TRY IT :: Scan the material for the string "уровень" and copy out every line in which it occurs.
--------
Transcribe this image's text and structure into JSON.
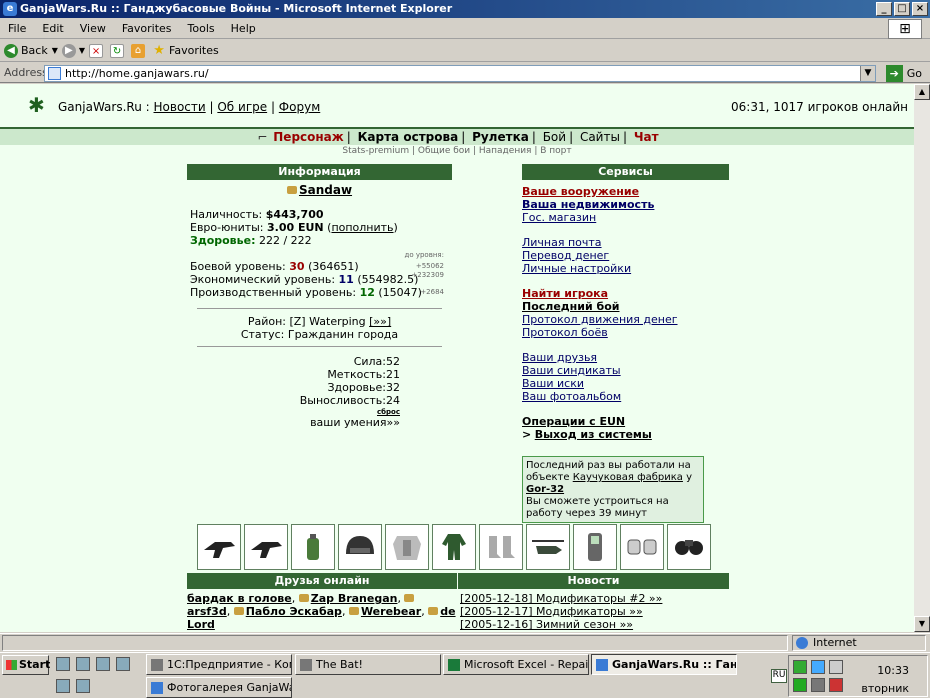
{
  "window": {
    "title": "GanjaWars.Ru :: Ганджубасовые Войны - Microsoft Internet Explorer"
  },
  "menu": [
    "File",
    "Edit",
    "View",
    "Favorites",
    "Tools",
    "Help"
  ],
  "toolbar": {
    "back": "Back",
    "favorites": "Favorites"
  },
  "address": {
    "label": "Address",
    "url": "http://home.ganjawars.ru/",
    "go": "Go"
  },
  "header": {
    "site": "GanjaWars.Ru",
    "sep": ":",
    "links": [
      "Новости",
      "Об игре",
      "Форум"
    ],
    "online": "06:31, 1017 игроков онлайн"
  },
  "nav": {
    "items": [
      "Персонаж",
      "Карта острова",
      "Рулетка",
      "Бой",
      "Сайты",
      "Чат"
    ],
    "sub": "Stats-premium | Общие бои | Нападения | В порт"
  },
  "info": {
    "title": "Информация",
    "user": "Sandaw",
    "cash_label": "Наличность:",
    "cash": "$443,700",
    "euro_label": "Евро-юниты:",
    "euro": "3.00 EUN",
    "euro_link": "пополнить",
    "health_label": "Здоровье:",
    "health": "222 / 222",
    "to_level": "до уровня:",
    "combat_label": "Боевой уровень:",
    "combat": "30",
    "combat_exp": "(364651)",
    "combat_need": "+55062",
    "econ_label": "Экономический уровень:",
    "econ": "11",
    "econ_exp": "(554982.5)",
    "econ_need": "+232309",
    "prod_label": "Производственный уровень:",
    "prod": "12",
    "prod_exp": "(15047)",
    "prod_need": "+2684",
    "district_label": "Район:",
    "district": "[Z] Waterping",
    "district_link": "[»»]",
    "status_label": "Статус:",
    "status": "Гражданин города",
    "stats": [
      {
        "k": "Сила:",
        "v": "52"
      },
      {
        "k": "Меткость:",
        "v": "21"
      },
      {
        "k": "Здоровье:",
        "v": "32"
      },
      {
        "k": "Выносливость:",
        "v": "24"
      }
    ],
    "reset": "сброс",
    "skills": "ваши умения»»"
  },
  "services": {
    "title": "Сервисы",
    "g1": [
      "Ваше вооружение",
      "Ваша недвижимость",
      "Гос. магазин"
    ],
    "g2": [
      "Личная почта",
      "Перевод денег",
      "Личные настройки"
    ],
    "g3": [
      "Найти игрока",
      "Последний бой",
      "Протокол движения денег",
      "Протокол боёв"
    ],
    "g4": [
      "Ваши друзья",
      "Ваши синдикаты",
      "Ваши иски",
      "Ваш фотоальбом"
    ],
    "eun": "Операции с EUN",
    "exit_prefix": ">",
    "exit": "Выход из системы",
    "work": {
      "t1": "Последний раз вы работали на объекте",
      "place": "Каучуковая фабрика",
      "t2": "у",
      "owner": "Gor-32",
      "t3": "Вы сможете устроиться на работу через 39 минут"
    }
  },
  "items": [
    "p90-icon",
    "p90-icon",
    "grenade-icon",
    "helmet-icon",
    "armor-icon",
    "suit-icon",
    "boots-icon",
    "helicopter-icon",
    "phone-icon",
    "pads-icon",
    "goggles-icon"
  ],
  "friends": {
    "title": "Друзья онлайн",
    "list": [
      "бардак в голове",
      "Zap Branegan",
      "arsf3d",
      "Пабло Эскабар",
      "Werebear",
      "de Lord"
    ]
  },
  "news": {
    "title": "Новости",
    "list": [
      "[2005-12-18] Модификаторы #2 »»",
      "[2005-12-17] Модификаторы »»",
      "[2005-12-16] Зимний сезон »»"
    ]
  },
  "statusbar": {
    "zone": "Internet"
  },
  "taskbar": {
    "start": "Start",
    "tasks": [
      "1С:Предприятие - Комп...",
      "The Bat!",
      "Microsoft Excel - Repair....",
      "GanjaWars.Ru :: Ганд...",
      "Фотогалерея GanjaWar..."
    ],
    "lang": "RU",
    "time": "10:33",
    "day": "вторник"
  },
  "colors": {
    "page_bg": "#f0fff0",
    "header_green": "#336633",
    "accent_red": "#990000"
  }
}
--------
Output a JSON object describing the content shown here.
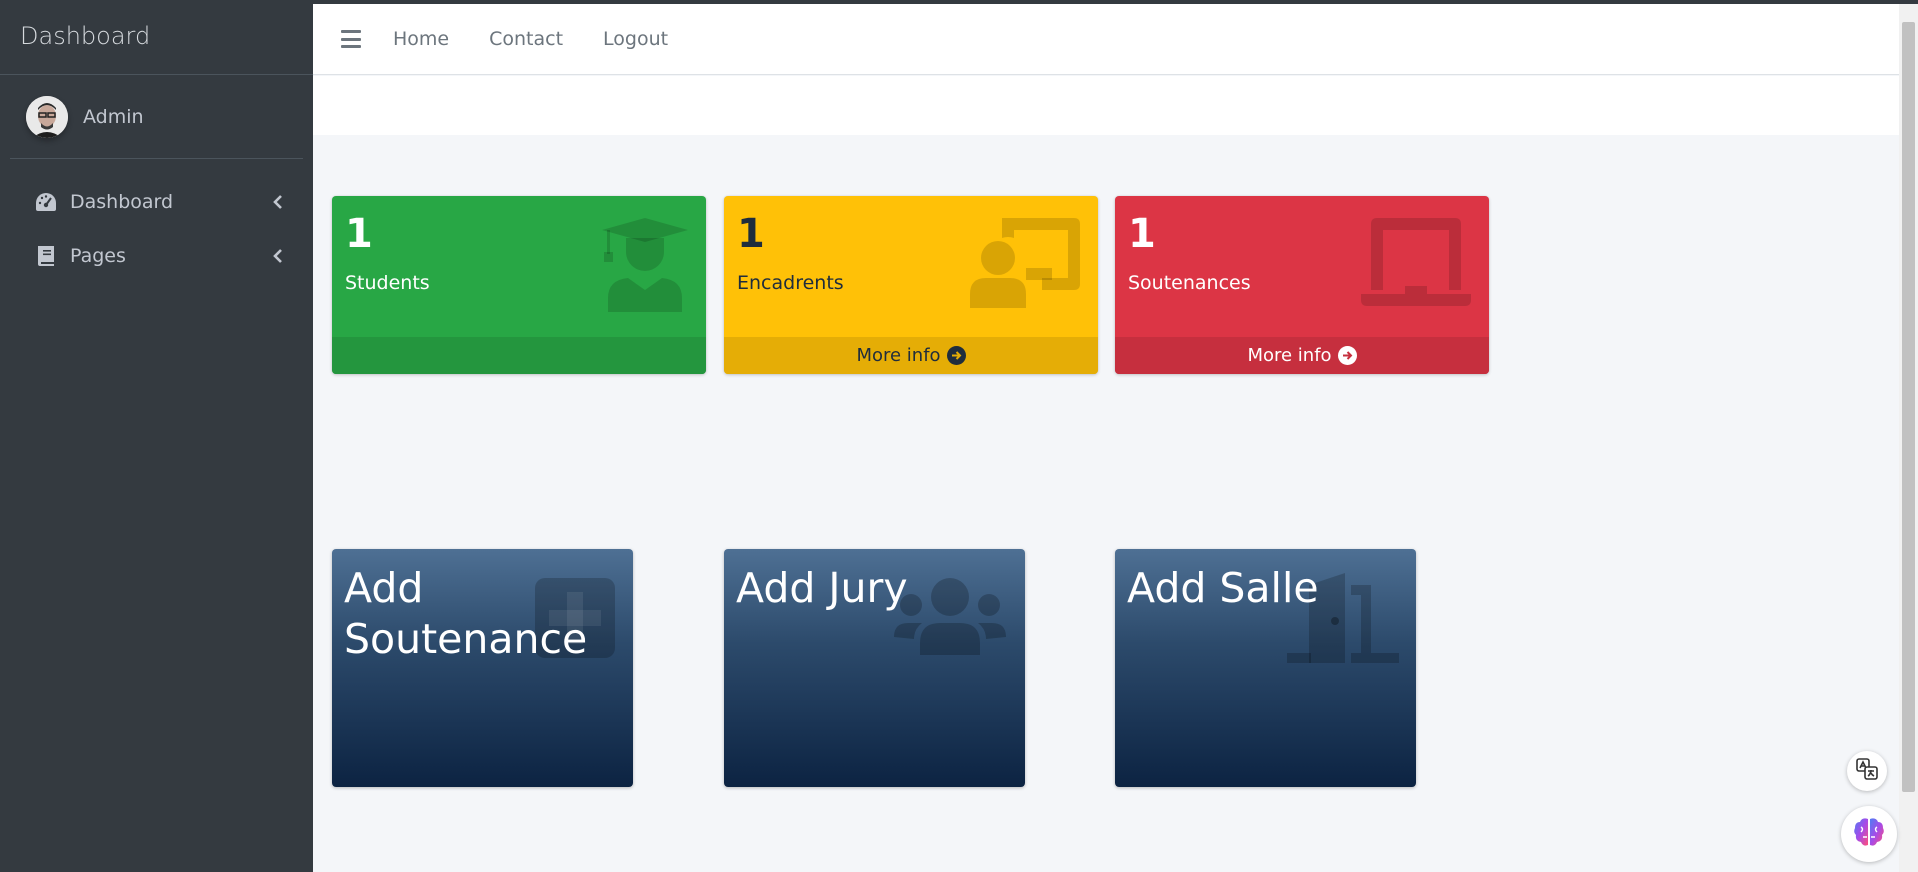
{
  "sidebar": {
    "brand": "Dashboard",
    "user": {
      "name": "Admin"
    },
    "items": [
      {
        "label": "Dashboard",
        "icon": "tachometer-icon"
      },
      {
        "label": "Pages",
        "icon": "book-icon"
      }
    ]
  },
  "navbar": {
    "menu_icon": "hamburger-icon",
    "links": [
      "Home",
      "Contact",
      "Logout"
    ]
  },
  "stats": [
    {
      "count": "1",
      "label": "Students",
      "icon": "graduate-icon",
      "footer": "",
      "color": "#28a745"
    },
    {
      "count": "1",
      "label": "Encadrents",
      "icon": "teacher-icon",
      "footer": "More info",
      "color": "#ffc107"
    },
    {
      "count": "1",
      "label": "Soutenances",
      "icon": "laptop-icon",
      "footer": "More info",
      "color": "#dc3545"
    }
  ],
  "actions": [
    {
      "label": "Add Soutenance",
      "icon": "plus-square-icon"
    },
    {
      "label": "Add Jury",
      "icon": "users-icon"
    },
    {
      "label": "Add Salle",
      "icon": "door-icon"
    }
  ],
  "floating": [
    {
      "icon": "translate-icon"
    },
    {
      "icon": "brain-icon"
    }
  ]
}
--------
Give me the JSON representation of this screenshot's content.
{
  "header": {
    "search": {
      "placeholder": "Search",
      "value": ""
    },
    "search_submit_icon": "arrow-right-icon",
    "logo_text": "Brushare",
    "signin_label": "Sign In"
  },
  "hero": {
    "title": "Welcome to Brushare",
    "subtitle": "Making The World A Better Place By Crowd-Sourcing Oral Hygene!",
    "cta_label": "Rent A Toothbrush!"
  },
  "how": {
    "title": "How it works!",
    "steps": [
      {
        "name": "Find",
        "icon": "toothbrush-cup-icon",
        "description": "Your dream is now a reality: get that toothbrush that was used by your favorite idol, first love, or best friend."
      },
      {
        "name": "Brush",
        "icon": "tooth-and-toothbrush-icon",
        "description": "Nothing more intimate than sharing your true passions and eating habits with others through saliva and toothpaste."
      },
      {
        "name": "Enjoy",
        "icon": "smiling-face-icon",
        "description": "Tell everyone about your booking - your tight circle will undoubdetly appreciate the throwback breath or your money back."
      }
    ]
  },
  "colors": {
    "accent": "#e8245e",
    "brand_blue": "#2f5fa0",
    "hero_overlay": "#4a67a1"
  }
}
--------
RESPONSE ::
    "combat_label": "Боевой уровень:",
    "econ_label": "Экономический уровень:",
    "prod_label": "Производственный уровень:",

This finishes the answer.